One of the few regular parts of Boston topography are the alphabetized streets of the Back Bay. The Back Bay is on made land, made by trucking in fill to turn the marshy and festering banks of the River Charles into buildable land. I wrote a paper on this project for history class in high school. From Boston Common toward Kenmore, the streets run Arlington, Berkeley, Clarendon, Dartmouth, Exeter, Fairfield, Gloucester, and Hereford. Each of these streets intersects with Boylston Street. We will go the wrong way down a one-way street, appropriately enough for Boston.
In 2002, I remember riding my bike, two days married, through the freezing cold to stand in delighted astonishment with my compatriots, as our Patriots paraded past with their first-ever Lombardi trophy. In the summer of 1988, I worked as a bike messenger out of an office in the alley behind this block, Public Alley #436, not to be confused with the more famous Public Alley #909.
There is no better kind of work, to use the term loosely, than to sit on a fine spring or summer day at the Au Bon Pain with a book and a gigantic iced coffee. I may or may not have spent much of at least one academic conference playing hooky like this. The grand building on this corner was the original home of MIT. Now it is a luxury clothing retailer, but they have petanque for Bastille Day.
You get a juxtaposition of architectural styles, with Henry Hobson Richardson’s Trinity Church reflected in I.M Pei’s Hanckock Tower. Ally McBeal worked across the street. Also you can see the old Hancock building with the light on top that flashes red for snow or Red Sox rainouts, blue for clear weather, and red for rain. And blue and red when the Red Sox win the World Series.
Copley Square. Trinity Church. The aforementioned Hancock. The BPL. For a long time after they built I. M. Pei’s Hancock Tower, there were problems with panes of glass popping out and falling to the street below. But they figured it out, eventually. The part of the BPL facing Copley is the old part. In an alcove off of the entry is a small statue of Henry Vane, Jr. I try to make a point of checking in with the Governor when I can. Early in my bike messenger days, I met a hip local comic named Jay Leno in Copley Square. That was some time ago.
You have the new wing of the BPL, designed by Philip Johnson. In one of his Spenser novels, Robert B. Parker has a wonderful line about how your errand at the library, whatever it was seemed, much more exalted if you came in through the old part. The old part was designed by McKim, Mead and White. You may have heard of Stanford white in a different context. The BPL is the first building I can remember seeing with the names of various worthies inscribed on its exterior. You can look for your favorites here. Across the street is One Exeter Plaza, which looks as much like Darth Vader as a building can.
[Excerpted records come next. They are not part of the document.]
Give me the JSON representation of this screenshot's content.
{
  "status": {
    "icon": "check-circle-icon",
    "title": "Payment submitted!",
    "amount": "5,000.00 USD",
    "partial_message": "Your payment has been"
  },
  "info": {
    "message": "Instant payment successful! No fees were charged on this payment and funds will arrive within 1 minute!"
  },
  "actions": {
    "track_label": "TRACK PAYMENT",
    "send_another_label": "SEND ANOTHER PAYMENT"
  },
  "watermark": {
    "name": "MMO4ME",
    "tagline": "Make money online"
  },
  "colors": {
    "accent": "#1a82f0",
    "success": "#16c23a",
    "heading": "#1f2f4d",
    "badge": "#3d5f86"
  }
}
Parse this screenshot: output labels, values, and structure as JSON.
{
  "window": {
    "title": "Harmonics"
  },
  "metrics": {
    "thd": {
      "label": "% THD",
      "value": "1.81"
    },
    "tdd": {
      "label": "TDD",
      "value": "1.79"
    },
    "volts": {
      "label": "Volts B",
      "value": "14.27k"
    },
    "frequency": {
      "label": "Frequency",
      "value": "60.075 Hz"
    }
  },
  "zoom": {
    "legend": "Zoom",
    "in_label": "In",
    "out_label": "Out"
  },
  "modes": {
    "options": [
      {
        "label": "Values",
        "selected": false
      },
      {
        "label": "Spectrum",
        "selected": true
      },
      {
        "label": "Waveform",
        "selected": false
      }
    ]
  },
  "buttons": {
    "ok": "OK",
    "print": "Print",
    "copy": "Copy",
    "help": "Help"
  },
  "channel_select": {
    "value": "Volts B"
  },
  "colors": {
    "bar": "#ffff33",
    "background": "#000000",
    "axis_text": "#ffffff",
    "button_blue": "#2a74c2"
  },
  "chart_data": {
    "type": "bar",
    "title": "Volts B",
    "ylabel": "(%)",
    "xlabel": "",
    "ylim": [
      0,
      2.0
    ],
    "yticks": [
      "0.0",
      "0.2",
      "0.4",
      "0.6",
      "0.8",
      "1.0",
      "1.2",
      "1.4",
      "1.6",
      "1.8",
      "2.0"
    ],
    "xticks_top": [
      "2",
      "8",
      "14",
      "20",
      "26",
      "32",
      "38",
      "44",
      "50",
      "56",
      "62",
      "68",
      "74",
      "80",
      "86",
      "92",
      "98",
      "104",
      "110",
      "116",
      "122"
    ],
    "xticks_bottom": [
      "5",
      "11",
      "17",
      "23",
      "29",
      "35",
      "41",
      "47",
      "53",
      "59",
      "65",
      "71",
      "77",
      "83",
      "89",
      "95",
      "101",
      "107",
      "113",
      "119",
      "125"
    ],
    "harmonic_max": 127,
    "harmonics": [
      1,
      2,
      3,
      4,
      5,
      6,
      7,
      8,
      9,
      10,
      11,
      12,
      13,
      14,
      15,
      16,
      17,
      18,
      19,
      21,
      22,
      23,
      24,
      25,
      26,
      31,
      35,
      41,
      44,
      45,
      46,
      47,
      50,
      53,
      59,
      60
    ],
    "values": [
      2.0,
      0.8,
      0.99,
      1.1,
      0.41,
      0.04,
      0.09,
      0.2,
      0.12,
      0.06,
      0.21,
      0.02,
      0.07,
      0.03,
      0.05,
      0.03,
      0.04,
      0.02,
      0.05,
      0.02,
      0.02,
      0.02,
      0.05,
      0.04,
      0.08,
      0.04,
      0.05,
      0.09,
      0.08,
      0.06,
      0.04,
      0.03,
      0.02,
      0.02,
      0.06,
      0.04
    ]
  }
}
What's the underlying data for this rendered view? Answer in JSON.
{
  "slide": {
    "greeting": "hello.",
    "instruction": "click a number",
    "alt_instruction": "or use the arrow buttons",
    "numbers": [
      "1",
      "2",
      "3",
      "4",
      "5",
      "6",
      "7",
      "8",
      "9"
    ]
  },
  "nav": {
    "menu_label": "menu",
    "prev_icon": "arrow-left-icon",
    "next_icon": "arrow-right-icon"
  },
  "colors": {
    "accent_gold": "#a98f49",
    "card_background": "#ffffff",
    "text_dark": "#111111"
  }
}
At the most recent MLA convention in Boston, I had plans to meet up with Richard Miller for coffee. Not surprisingly, all of the coffee shops and all of the bars were hopelessly crowded. We ended up at Max Brenner, two grown men sipping hot chocolate.
The Pour House is the sort of place you never plan to go to, but wind up at disconcertingly frequently. I recall an evening there with Amy Monaghan and David Kunian many years ago, when we amused ourselves by chatting with people associated with some sort of beauty pageant that was happening across the street. It was a late night. It was also the site of a recent gathering of early Americanists hosted by the American Antiquarian Society.
There is no finer place in Boston to ride a bicycle than the stretch of Boylston that runs from Mass Ave to Hereford. It is wide, and slightly downhill, and if you are fortunate, the lights work so you have an uninterrupted ride all the way to Copley. Try it sometime.
I wrote the above on Wednesday. I wanted to say something about intersections between this crime scene and my personal recollections of this space. I woke up this morning to find that the story had gotten even more personal, as the suspects turned my hometown of Cambridge MA into a mashup of a Family Circus cartoon map and a Michael Bay movie. The intersections with my experience have multiplied in overwhelming and banal ways far beyond my ability to process. My friends and family are safe, but others are not. I hope the above can be a reminder of what we love, and a respite from hate.
Jonathan Beecher Field: Ipswich, Jersey, Kilmarnock.